U.S. Education Secretary Arne Duncan today announced the successful resolution of the first proactive civil rights enforcement action taken by the Department of Education under the Obama Administration.
“Today’s agreement will go a long way toward ensuring that Los Angeles’ English Learner and African-American students are performing to their fullest potential,” Duncan said. “The remedies it contains are intended to address some challenges unique to Los Angeles and others that we are seeing play out in many different places across the country. But the process that got us here, the cooperation, the commitment to crafting effective solutions, and the fundamental agreement that every student deserves an equal shot at a world-class education is a model that I hope to see repeated again and again.”
Secretary Duncan was joined by John Deasy, superintendent of the Los Angeles Unified School District (LAUSD), Los Angeles Mayor Antonio Villaraigosa, and Assistant Secretary for Civil Rights Russlynn Ali to announce the Voluntary Resolution Agreement between LAUSD and the Department’s Office for Civil Rights (OCR).

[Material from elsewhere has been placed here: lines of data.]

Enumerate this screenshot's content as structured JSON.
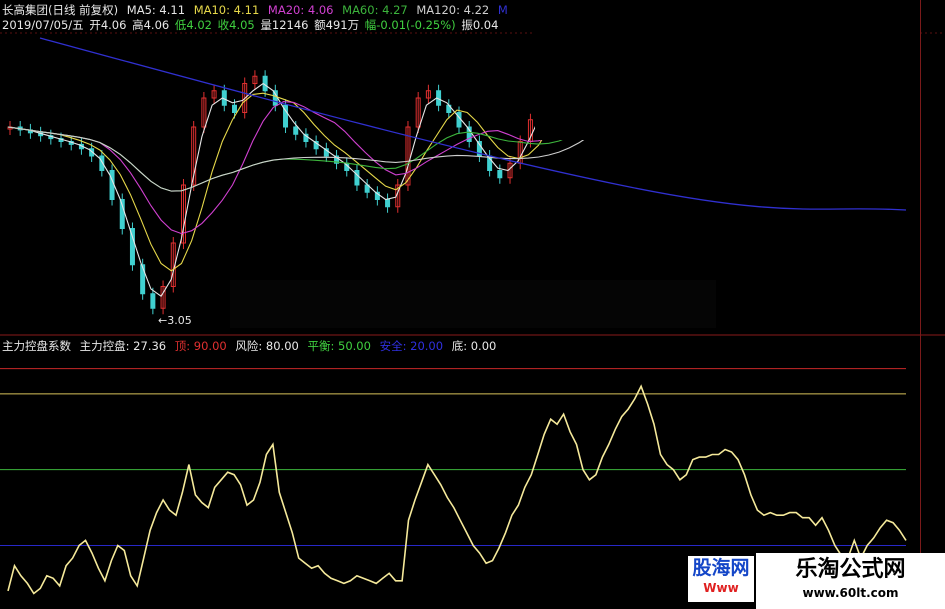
{
  "header": {
    "stock_name": "长高集团(日线 前复权)",
    "ma5": "MA5: 4.11",
    "ma10": "MA10: 4.11",
    "ma20": "MA20: 4.06",
    "ma60": "MA60: 4.27",
    "ma120": "MA120: 4.22",
    "ma_extra": "M",
    "date": "2019/07/05/五",
    "open": "开4.06",
    "high": "高4.06",
    "low": "低4.02",
    "close": "收4.05",
    "volume": "量12146",
    "amount": "额491万",
    "change": "幅-0.01(-0.25%)",
    "amplitude": "振0.04"
  },
  "indicator": {
    "name": "主力控盘系数",
    "value": "主力控盘: 27.36",
    "top": "顶: 90.00",
    "risk": "风险: 80.00",
    "balance": "平衡: 50.00",
    "safe": "安全: 20.00",
    "bottom": "底: 0.00"
  },
  "annotations": {
    "low_marker": "←3.05"
  },
  "watermark": {
    "left_text": "股海网",
    "left_sub": "Www",
    "right_title": "乐淘公式网",
    "right_url": "www.60lt.com"
  },
  "colors": {
    "ma5": "#e6e6e6",
    "ma10": "#e6d84a",
    "ma20": "#d040d0",
    "ma60": "#3cb43c",
    "ma120": "#cfcfcf",
    "ma_long": "#3030d0",
    "up": "#e03030",
    "down": "#40d0d0",
    "ind_line": "#f5e99a",
    "top_line": "#c82828",
    "risk_line": "#d8c25a",
    "balance_line": "#3cb43c",
    "safe_line": "#2828c8"
  },
  "chart_data": {
    "type": "line",
    "levels": {
      "top": 90,
      "risk": 80,
      "balance": 50,
      "safe": 20,
      "bottom": 0
    },
    "ylim": [
      0,
      95
    ],
    "series": [
      {
        "name": "主力控盘",
        "values": [
          2,
          12,
          8,
          5,
          1,
          3,
          8,
          7,
          4,
          12,
          15,
          20,
          22,
          17,
          11,
          6,
          14,
          20,
          18,
          8,
          4,
          15,
          26,
          33,
          38,
          34,
          32,
          41,
          52,
          40,
          37,
          35,
          43,
          46,
          49,
          48,
          44,
          36,
          38,
          45,
          56,
          60,
          41,
          33,
          25,
          15,
          13,
          11,
          12,
          9,
          7,
          6,
          5,
          6,
          8,
          7,
          6,
          5,
          7,
          9,
          6,
          6,
          30,
          38,
          45,
          52,
          48,
          44,
          39,
          35,
          30,
          25,
          20,
          17,
          13,
          14,
          19,
          25,
          32,
          36,
          43,
          48,
          56,
          64,
          70,
          68,
          72,
          65,
          60,
          50,
          46,
          48,
          55,
          60,
          66,
          71,
          74,
          78,
          83,
          76,
          68,
          56,
          52,
          50,
          46,
          48,
          54,
          55,
          55,
          56,
          56,
          58,
          57,
          54,
          48,
          40,
          34,
          32,
          33,
          32,
          32,
          33,
          33,
          31,
          31,
          28,
          31,
          26,
          20,
          16,
          15,
          22,
          15,
          20,
          23,
          27,
          30,
          29,
          26,
          22
        ]
      }
    ]
  }
}
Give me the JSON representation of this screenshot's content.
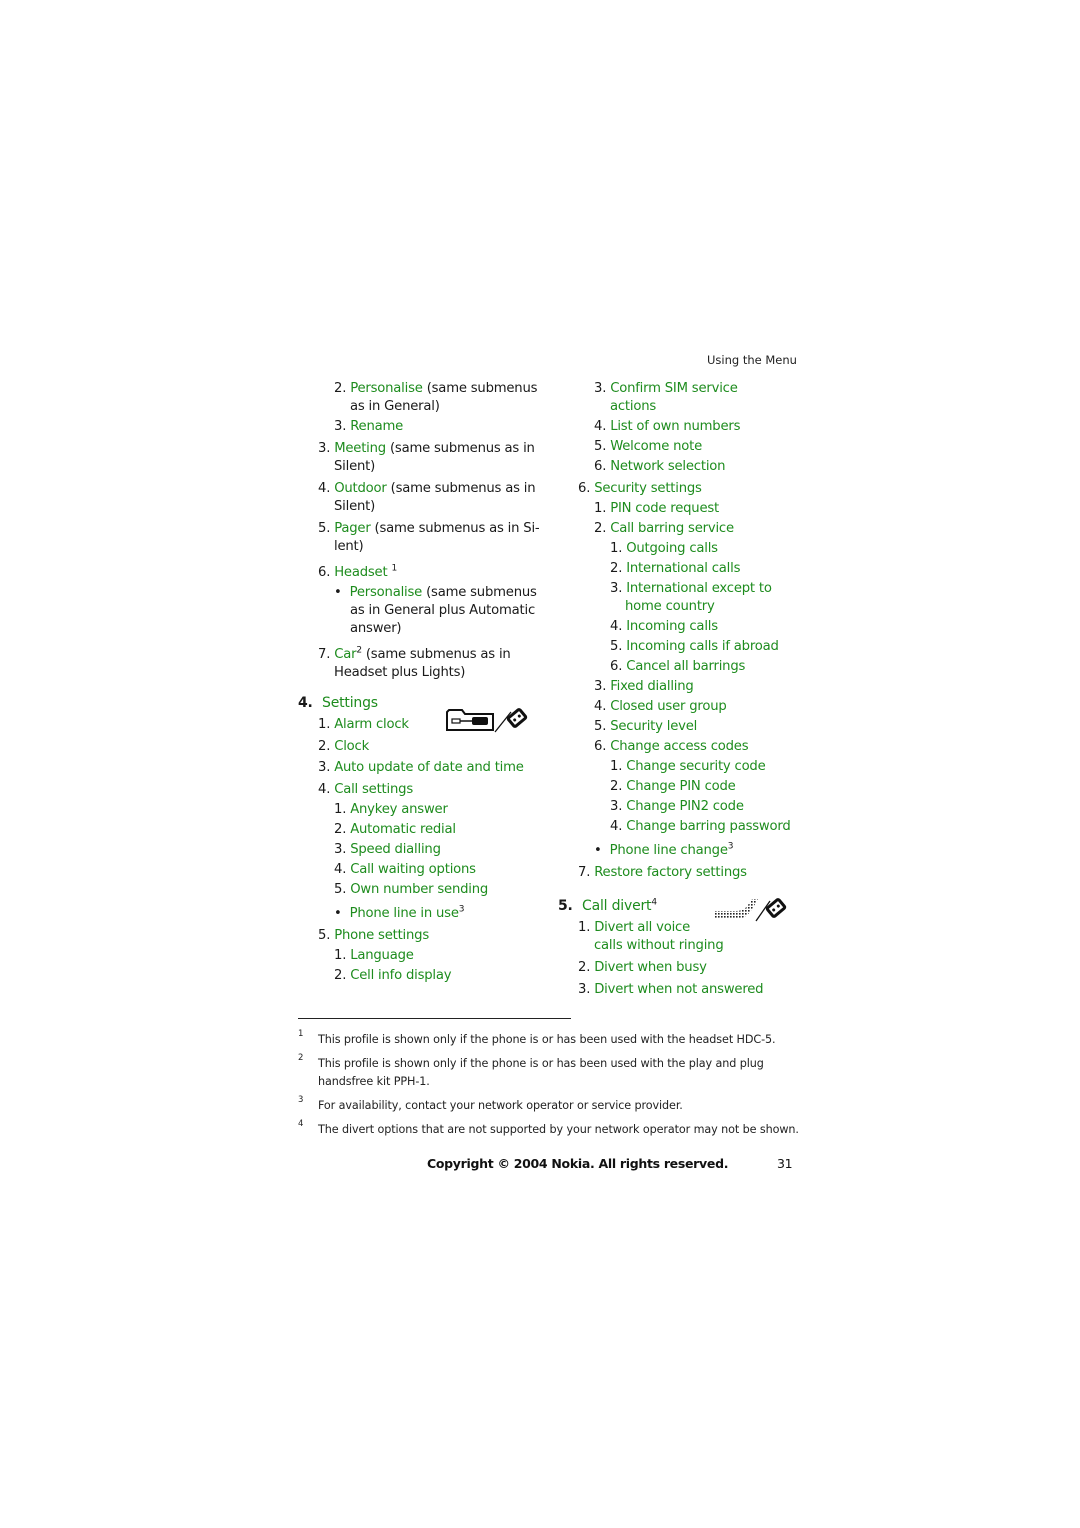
{
  "header": {
    "section_title": "Using the Menu"
  },
  "left_column": {
    "l1": {
      "num": "2.",
      "link": "Personalise",
      "rest": " (same submenus"
    },
    "l1b": "as in General)",
    "l2": {
      "num": "3.",
      "link": "Rename"
    },
    "l3": {
      "num": "3.",
      "link": "Meeting",
      "rest": " (same submenus as in"
    },
    "l3b": "Silent)",
    "l4": {
      "num": "4.",
      "link": "Outdoor",
      "rest": " (same submenus as in"
    },
    "l4b": "Silent)",
    "l5": {
      "num": "5.",
      "link": "Pager",
      "rest": " (same submenus as in Si-"
    },
    "l5b": "lent)",
    "l6": {
      "num": "6.",
      "link": "Headset",
      "sup": "1"
    },
    "l7": {
      "bullet": "•",
      "link": "Personalise",
      "rest": " (same submenus"
    },
    "l7b": "as in General plus Automatic",
    "l7c": "answer)",
    "l8": {
      "num": "7.",
      "link": "Car",
      "sup": "2",
      "rest": " (same submenus as in"
    },
    "l8b": "Headset plus Lights)",
    "settings": {
      "num": "4.",
      "title": "Settings"
    },
    "s1": {
      "num": "1.",
      "link": "Alarm clock"
    },
    "s2": {
      "num": "2.",
      "link": "Clock"
    },
    "s3": {
      "num": "3.",
      "link": "Auto update of date and time"
    },
    "s4": {
      "num": "4.",
      "link": "Call settings"
    },
    "s4_1": {
      "num": "1.",
      "link": "Anykey answer"
    },
    "s4_2": {
      "num": "2.",
      "link": "Automatic redial"
    },
    "s4_3": {
      "num": "3.",
      "link": "Speed dialling"
    },
    "s4_4": {
      "num": "4.",
      "link": "Call waiting options"
    },
    "s4_5": {
      "num": "5.",
      "link": "Own number sending"
    },
    "s4_6": {
      "bullet": "•",
      "link": "Phone line in use",
      "sup": "3"
    },
    "s5": {
      "num": "5.",
      "link": "Phone settings"
    },
    "s5_1": {
      "num": "1.",
      "link": "Language"
    },
    "s5_2": {
      "num": "2.",
      "link": "Cell info display"
    }
  },
  "right_column": {
    "r1": {
      "num": "3.",
      "link": "Confirm SIM service"
    },
    "r1b": "actions",
    "r2": {
      "num": "4.",
      "link": "List of own numbers"
    },
    "r3": {
      "num": "5.",
      "link": "Welcome note"
    },
    "r4": {
      "num": "6.",
      "link": "Network selection"
    },
    "r5": {
      "num": "6.",
      "link": "Security settings"
    },
    "r5_1": {
      "num": "1.",
      "link": "PIN code request"
    },
    "r5_2": {
      "num": "2.",
      "link": "Call barring service"
    },
    "r5_2_1": {
      "num": "1.",
      "link": "Outgoing calls"
    },
    "r5_2_2": {
      "num": "2.",
      "link": "International calls"
    },
    "r5_2_3": {
      "num": "3.",
      "link": "International except to"
    },
    "r5_2_3b": "home country",
    "r5_2_4": {
      "num": "4.",
      "link": "Incoming calls"
    },
    "r5_2_5": {
      "num": "5.",
      "link": "Incoming calls if abroad"
    },
    "r5_2_6": {
      "num": "6.",
      "link": "Cancel all barrings"
    },
    "r5_3": {
      "num": "3.",
      "link": "Fixed dialling"
    },
    "r5_4": {
      "num": "4.",
      "link": "Closed user group"
    },
    "r5_5": {
      "num": "5.",
      "link": "Security level"
    },
    "r5_6": {
      "num": "6.",
      "link": "Change access codes"
    },
    "r5_6_1": {
      "num": "1.",
      "link": "Change security code"
    },
    "r5_6_2": {
      "num": "2.",
      "link": "Change PIN code"
    },
    "r5_6_3": {
      "num": "3.",
      "link": "Change PIN2 code"
    },
    "r5_6_4": {
      "num": "4.",
      "link": "Change barring password"
    },
    "r5_7": {
      "bullet": "•",
      "link": "Phone line change",
      "sup": "3"
    },
    "r6": {
      "num": "7.",
      "link": "Restore factory settings"
    },
    "divert": {
      "num": "5.",
      "title": "Call divert",
      "sup": "4"
    },
    "d1": {
      "num": "1.",
      "link": "Divert all voice"
    },
    "d1b": "calls without ringing",
    "d2": {
      "num": "2.",
      "link": "Divert when busy"
    },
    "d3": {
      "num": "3.",
      "link": "Divert when not answered"
    }
  },
  "icons": {
    "settings": "settings-tools-icon",
    "divert": "call-divert-icon"
  },
  "footnotes": [
    {
      "mark": "1",
      "text": "This profile is shown only if the phone is or has been used with the headset HDC-5."
    },
    {
      "mark": "2",
      "text": "This profile is shown only if the phone is or has been used with the play and plug",
      "text2": "handsfree kit PPH-1."
    },
    {
      "mark": "3",
      "text": "For availability, contact your network operator or service provider."
    },
    {
      "mark": "4",
      "text": "The divert options that are not supported by your network operator may not be shown."
    }
  ],
  "footer": {
    "copyright": "Copyright © 2004 Nokia. All rights reserved.",
    "page_number": "31"
  },
  "colors": {
    "link_green": "#1e8c1e",
    "text": "#1a1a1a"
  }
}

“There is a no greater challenge facing the LAUSD than to dramatically improve the academic performance and graduation rates of English Learner and African-American students,” Deasy said. “While the District has made considerable progress in this regard, success for every student remains to be delivered. The proposals offered by the Department of Education’s Civil Rights Division are a welcome and promising addition to efforts already undertaken.”
The voluntary agreement concludes an OCR investigation launched in March 2010 that focused on the educational opportunities of LAUSD’s English Learners and comparability of resources for African-American students.
“The achievement gap is the civil rights issue of our time, which is why everything we do at LAUSD and the Partnership for Los Angeles Schools is geared toward protecting every child’s right to learn and to prepare for life,” Villaraigosa said. “We can – and must – do better, and this agreement between the Department of Education and LAUSD is another step in the right direction toward ensuring that English Learners and African-American students have equal access to the resources they need to graduate high school and get a solid footing on the economic ladder.”
Under the agreement, the District will revamp its entire program for English Learners and accelerate its efforts focused on closing the achievement and opportunity gap for African-American students. The District will also increase its focus on college- and career-ready curricula and programs, and ensure access to needed supports, including effective teachers, to accelerate student progress.
“President Obama often says that the story of the civil rights movement was written in our nation’s schools, and that story is defined by the kind of bold, transformative efforts that we’re all so proud to announce here today,” Ali said. “I want to sincerely thank Superintendent Deasy, his team and the city of Los Angeles for their help in confronting tough issues, working to craft honest solutions and ultimately helping to author this latest chapter in a story we are all committed to seeing fulfill its promise.”
For English Learner students, the District will revamp in almost its entirety, the ELL program. LAUSD will:
* Develop and implement a new English Learner Master Plan, monitor program implementation carefully, and evaluate its success for EL students and their teachers.
* The resolution has a special focus on secondary PRP students (those Preparing for Reclassification) who have completed the ELL program but who have not been deemed proficient and heretofore have not had their specific needs addressed.
* Do meaningful professional development geared specifically at strengthening the delivery of instruction to EL students.
* Communicate with EL parents in a way that enables them to understand the District’s EL program and their children’s academic progress.
* Ensure EL students and their parents access the District’s college and career ready curriculum and have the information they need to prepare for success in postsecondary education and careers.
For African-American students, the District will:
* Expand access to the full range of educational resources they need to learn. Examples include technology, library materials, and access to gifted and talented programs.
* Develop a plan to enhance the capacity of teachers to address the needs of African-American students.
* Ensure African-American students are more fairly evaluated and placed in gifted and talented programs.
* Take steps to report disparate discipline rates, and eliminate inequitable and disproportionate discipline practices.
* Renew its focus on identifying the academic English needs of African-American students and ensuring that they have the instructional supports necessary so that they graduate college and career ready.
* Implement a first-of-its-kind pilot project for a community school in a predominantly African-American neighborhood that will provide wrap-around health and social services and become a sustainable and replicable model for promoting African-American student success.
* Provide parents and students with information and support so that students can prepare for success in postsecondary education and careers.
OCR will monitor this agreement until such time as it determines the District has fulfilled the terms of this agreement and is in compliance with Title VI and the regulation implementing Title VI, at 34 C.F.R. part 100, that were at issue in this case.